*TASK MATERIAL*
______

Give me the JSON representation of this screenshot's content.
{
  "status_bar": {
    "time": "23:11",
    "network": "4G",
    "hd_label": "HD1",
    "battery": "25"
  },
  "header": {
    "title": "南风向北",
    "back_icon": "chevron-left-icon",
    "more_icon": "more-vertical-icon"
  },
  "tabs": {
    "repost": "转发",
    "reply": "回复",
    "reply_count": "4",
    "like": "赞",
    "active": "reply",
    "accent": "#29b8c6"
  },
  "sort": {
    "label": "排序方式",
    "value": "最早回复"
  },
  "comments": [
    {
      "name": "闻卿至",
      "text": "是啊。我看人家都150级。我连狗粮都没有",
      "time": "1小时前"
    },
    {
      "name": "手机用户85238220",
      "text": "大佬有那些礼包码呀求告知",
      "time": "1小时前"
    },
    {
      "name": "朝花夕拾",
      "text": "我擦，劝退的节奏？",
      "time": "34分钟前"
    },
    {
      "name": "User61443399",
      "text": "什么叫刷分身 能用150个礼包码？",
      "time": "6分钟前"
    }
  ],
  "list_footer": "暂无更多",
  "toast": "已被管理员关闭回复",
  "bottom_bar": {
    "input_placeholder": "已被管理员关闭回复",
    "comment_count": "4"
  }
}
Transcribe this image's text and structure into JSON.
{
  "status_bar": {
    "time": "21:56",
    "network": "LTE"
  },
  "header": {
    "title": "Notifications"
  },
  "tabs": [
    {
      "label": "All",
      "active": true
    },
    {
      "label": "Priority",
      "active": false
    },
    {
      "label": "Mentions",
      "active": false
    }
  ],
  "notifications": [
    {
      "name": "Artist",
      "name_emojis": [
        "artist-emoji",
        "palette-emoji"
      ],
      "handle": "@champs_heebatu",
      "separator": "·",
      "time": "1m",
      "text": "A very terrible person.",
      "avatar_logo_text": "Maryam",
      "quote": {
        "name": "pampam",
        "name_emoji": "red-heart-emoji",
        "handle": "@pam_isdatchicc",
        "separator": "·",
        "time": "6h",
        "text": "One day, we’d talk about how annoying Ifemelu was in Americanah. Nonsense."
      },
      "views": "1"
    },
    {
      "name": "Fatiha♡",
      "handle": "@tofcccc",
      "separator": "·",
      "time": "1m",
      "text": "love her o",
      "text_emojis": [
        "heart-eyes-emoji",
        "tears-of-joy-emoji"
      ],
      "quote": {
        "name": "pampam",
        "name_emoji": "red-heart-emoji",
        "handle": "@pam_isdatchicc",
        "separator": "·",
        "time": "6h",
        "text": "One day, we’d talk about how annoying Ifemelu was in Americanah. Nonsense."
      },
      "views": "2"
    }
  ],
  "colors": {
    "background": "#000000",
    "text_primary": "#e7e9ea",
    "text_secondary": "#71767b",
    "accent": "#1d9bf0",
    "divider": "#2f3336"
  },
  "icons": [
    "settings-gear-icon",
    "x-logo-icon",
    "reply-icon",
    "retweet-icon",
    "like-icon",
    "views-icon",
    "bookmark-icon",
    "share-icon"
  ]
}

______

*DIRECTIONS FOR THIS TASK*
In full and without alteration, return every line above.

*RESULT FOR THIS EXERCISE*
Give me the JSON representation of this screenshot's content.
{
  "status_bar": {
    "time": "23:11",
    "network": "4G",
    "hd_label": "HD1",
    "battery": "25"
  },
  "header": {
    "title": "南风向北",
    "back_icon": "chevron-left-icon",
    "more_icon": "more-vertical-icon"
  },
  "tabs": {
    "repost": "转发",
    "reply": "回复",
    "reply_count": "4",
    "like": "赞",
    "active": "reply",
    "accent": "#29b8c6"
  },
  "sort": {
    "label": "排序方式",
    "value": "最早回复"
  },
  "comments": [
    {
      "name": "闻卿至",
      "text": "是啊。我看人家都150级。我连狗粮都没有",
      "time": "1小时前"
    },
    {
      "name": "手机用户85238220",
      "text": "大佬有那些礼包码呀求告知",
      "time": "1小时前"
    },
    {
      "name": "朝花夕拾",
      "text": "我擦，劝退的节奏？",
      "time": "34分钟前"
    },
    {
      "name": "User61443399",
      "text": "什么叫刷分身 能用150个礼包码？",
      "time": "6分钟前"
    }
  ],
  "list_footer": "暂无更多",
  "toast": "已被管理员关闭回复",
  "bottom_bar": {
    "input_placeholder": "已被管理员关闭回复",
    "comment_count": "4"
  }
}
Transcribe this image's text and structure into JSON.
{
  "status_bar": {
    "time": "21:56",
    "network": "LTE"
  },
  "header": {
    "title": "Notifications"
  },
  "tabs": [
    {
      "label": "All",
      "active": true
    },
    {
      "label": "Priority",
      "active": false
    },
    {
      "label": "Mentions",
      "active": false
    }
  ],
  "notifications": [
    {
      "name": "Artist",
      "name_emojis": [
        "artist-emoji",
        "palette-emoji"
      ],
      "handle": "@champs_heebatu",
      "separator": "·",
      "time": "1m",
      "text": "A very terrible person.",
      "avatar_logo_text": "Maryam",
      "quote": {
        "name": "pampam",
        "name_emoji": "red-heart-emoji",
        "handle": "@pam_isdatchicc",
        "separator": "·",
        "time": "6h",
        "text": "One day, we’d talk about how annoying Ifemelu was in Americanah. Nonsense."
      },
      "views": "1"
    },
    {
      "name": "Fatiha♡",
      "handle": "@tofcccc",
      "separator": "·",
      "time": "1m",
      "text": "love her o",
      "text_emojis": [
        "heart-eyes-emoji",
        "tears-of-joy-emoji"
      ],
      "quote": {
        "name": "pampam",
        "name_emoji": "red-heart-emoji",
        "handle": "@pam_isdatchicc",
        "separator": "·",
        "time": "6h",
        "text": "One day, we’d talk about how annoying Ifemelu was in Americanah. Nonsense."
      },
      "views": "2"
    }
  ],
  "colors": {
    "background": "#000000",
    "text_primary": "#e7e9ea",
    "text_secondary": "#71767b",
    "accent": "#1d9bf0",
    "divider": "#2f3336"
  },
  "icons": [
    "settings-gear-icon",
    "x-logo-icon",
    "reply-icon",
    "retweet-icon",
    "like-icon",
    "views-icon",
    "bookmark-icon",
    "share-icon"
  ]
}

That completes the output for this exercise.